“After studying Mr. Warren Buffett’s business philosophy, Mr. Xiao thought that being involved in business might better suit his character,” said Yu Lan, a spokesman for Tomorrow Group. “From then on, Mr. Xiao completely stayed away from politics and focused on business and investment.”

Immediately after reports of Xiao’s disappearance surfaced in 2017, investors began selling shares related to Xiao’s company. In the summer of 2020, Chinese regulators seized billions of dollars in assets linked to Tomorrow Group, which Xiao had controlled for over two decades.

A year later, state-owned investment firm China Chengtong Holdings Group Ltd announced that it would acquire a majority stake in an investment firm affiliated with Tomorrow Group.

In Hong Kong, the alleged kidnapping of Xiao in 2017 increased suspicions of Beijing’s influence in an area guaranteed to be governed by “one country, two systems”. These fears were at the heart of major protests that rocked Hong Kong two years later. Hong Kong residents fear a draft law would allow extraditions to mainland China’s opaque judicial system.

In response to the protests, Beijing imposed a national security law on Hong Kong in 2020. This law allowed its security agencies to operate in the city and brought down the legal firewall between the mainland and Hong Kong courts.

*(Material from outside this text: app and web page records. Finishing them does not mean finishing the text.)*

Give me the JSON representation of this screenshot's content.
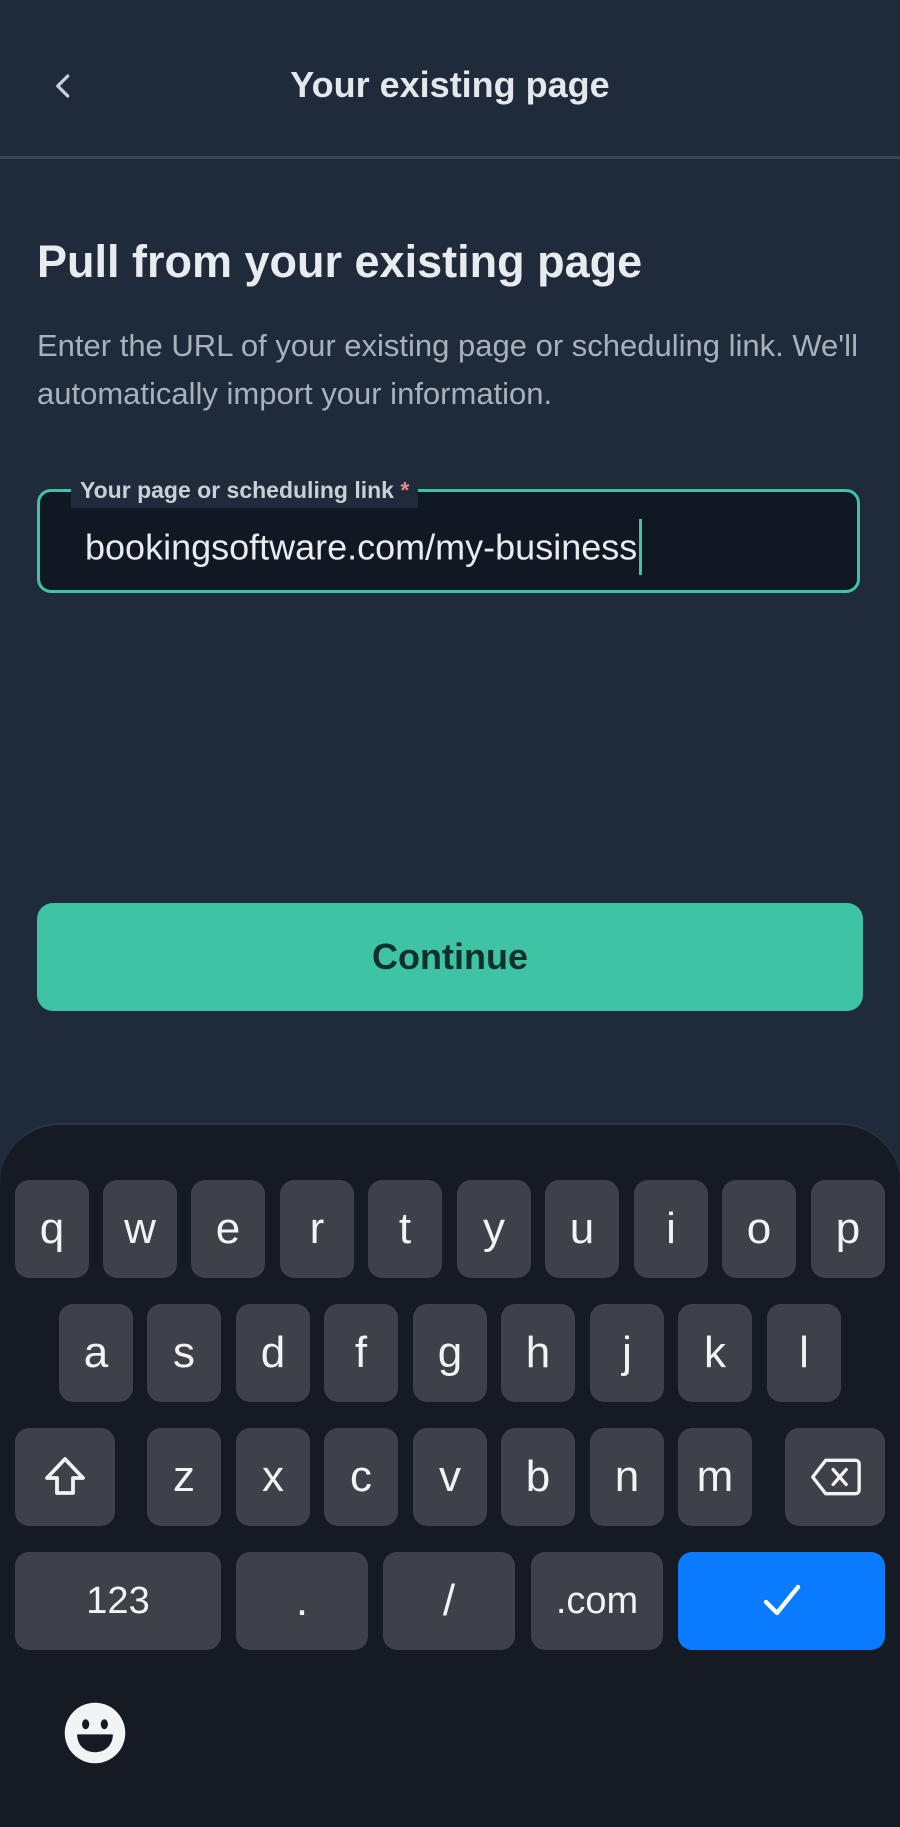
{
  "header": {
    "title": "Your existing page",
    "back_icon": "chevron-left-icon"
  },
  "main": {
    "title": "Pull from your existing page",
    "description": "Enter the URL of your existing page or scheduling link. We'll automatically import your information.",
    "field": {
      "label": "Your page or scheduling link",
      "required_mark": "*",
      "value": "bookingsoftware.com/my-business"
    },
    "continue_label": "Continue"
  },
  "keyboard": {
    "row1": [
      "q",
      "w",
      "e",
      "r",
      "t",
      "y",
      "u",
      "i",
      "o",
      "p"
    ],
    "row2": [
      "a",
      "s",
      "d",
      "f",
      "g",
      "h",
      "j",
      "k",
      "l"
    ],
    "row3": [
      "z",
      "x",
      "c",
      "v",
      "b",
      "n",
      "m"
    ],
    "row4": {
      "numbers": "123",
      "dot": ".",
      "slash": "/",
      "dotcom": ".com"
    },
    "icons": {
      "shift": "shift-icon",
      "backspace": "backspace-icon",
      "enter": "checkmark-icon",
      "emoji": "emoji-icon"
    }
  },
  "colors": {
    "background": "#1f2a3a",
    "accent": "#3ec3a4",
    "enter_key": "#0a7bff",
    "keyboard_bg": "#161b23",
    "key_bg": "#3e4147"
  }
}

For Xiao’s family, this week’s journey could put an end to a long wait. “After five years of quiet waiting, based on my brother’s strict instructions, our family still has faith in the Chinese government and Chinese law,” Xiao’s older brother told Xinhua last month. “It’s very complicated and full of drama,” he said.

Additional coverage from AFP